- Harvey’s burgers. I love them, too.
- Central heating. I like to have a warm home in winter. In Japan, no central heating and poor insulation lead to cold homes in winter.
- People. Especially friends and family. It’ll be great to see them again. But this time, I want to meet as many of my friends as I can.
- Travel. From Canada, we should be able to afford to travel more often.
- Lack of city tax and national health insurance premiums. Those costs are so high in Japan. No city tax for me to pay in Canada, and health insurance is dirt cheap.
- Carpet. That’s right, carpet. We have hardwood floors, which is fine, if you like them, but I love the feeling of carpet on my feet.
- Bookstores. I look forward to seeing English books everywhere. That’ll be incredible.
Well, that’s about it for now. Some of them are typical, while others aren’t. Any surprises? Let me know in the comments below.
Time just keeps going by quickly. It’s only four months until we go to Canada. There’s a lot of work to do, but I’m also anticipating a lot of more exciting things.
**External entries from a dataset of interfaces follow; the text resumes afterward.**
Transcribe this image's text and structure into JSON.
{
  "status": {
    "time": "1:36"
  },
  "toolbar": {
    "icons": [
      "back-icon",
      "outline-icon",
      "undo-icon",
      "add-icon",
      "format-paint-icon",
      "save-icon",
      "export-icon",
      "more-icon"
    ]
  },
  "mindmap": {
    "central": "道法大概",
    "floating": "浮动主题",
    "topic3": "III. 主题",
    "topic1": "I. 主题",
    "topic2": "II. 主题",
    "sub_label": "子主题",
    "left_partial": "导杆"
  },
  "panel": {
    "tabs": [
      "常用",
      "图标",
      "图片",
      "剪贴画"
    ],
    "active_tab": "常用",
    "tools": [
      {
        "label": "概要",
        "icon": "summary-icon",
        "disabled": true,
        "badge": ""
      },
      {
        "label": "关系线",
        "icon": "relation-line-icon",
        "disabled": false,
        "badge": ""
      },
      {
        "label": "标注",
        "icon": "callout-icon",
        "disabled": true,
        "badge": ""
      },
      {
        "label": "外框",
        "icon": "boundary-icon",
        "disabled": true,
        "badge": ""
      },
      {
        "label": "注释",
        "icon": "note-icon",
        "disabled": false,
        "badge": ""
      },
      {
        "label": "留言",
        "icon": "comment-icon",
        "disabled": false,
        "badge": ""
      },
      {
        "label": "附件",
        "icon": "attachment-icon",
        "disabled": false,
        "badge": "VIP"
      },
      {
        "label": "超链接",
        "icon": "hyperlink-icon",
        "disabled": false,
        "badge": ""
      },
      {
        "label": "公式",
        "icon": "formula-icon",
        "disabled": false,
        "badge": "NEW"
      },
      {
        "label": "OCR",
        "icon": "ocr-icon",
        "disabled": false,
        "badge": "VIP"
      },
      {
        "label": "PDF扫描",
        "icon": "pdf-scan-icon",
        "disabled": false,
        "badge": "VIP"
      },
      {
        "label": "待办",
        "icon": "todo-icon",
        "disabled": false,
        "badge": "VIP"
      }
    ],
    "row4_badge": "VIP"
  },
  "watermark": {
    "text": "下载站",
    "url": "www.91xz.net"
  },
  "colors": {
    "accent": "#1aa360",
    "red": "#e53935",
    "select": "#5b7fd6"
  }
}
There are things that will happen that I’ve never experienced before. First, a lot of my relatives will be meeting my daughter for the first time. My mom will get to see her for the first time in person. My dad will also see her for the first time. Another thing is that I’m going to have a car for the first time. I’m really looking forward to that.
There’s a lot of food I want to eat again:
- Harvey’s burgers
- Arby’s sandwiches
- Cheese! Sure, there’s cheese in Japan, but it’s almost all processed.
- Potato chip flavours including dill pickle, Miss Vickie’s salt and vinegar, jalapeno, and barbecue.
- Green peas, which are so expensive in Japan.
- Cheez Whiz
- Bacon that gets crispy when cooked
I’m also looking forward to joining the local fitness/sports centre, which also has a library. I want to go swimming and skating.
I will also finally be able to play SimCity 4 again, after I buy a new copy.
I’ll be able to watch all the Star Trek I want. And we’ll see movies occasionally.
Along with having a car, we’ll be able to take trips without having to deal with buses and trains, which can be difficult with a young child like we have.
It’ll also be nice to see the Rocky Mountains again.
There’s so much more to experience once again. It’ll also be great to see friends and family. Have I forgotten anything?
I recently finished reading The Iliad, which was a pretty difficult book to read. It took me quite a while. But of course, I started on another book right after. And let me tell you, the feeling was wonderful.
Starting a new book gives me a feeling of excitement most of the time. Sometimes apprehension, but usually I feel very positive about it. If it’s a series I’m continuing, I always feel great about it.
This time, I started reading The Dragon Reborn, the third book in The Wheel of Time series by Robert Jordan. Since I’ve already read the first two books, I’m very familiar with the characters and the world. I was excited to start reading it. And since I’ve begun, I can’t seem to put the book down. I’m enjoying it thoroughly. It’s quite easy to read, and I get through the pages quickly. It’s probably Jordan’s style that keeps me glued to the book.
To be honest, I felt a bit of apprehension when I started The Iliad. The style is very unusual compared to what I’m used to reading. Of course, it is nearly three thousand years old. I felt a great sense of relief when I finished it. Don’t get me wrong, I enjoyed the book, but it was hard work to read it. I still have The Odyssey to read.
When you start reading a new book, how do you feel? Do you have a strong feeling of anticipation or excitement? Let me know in the comments below.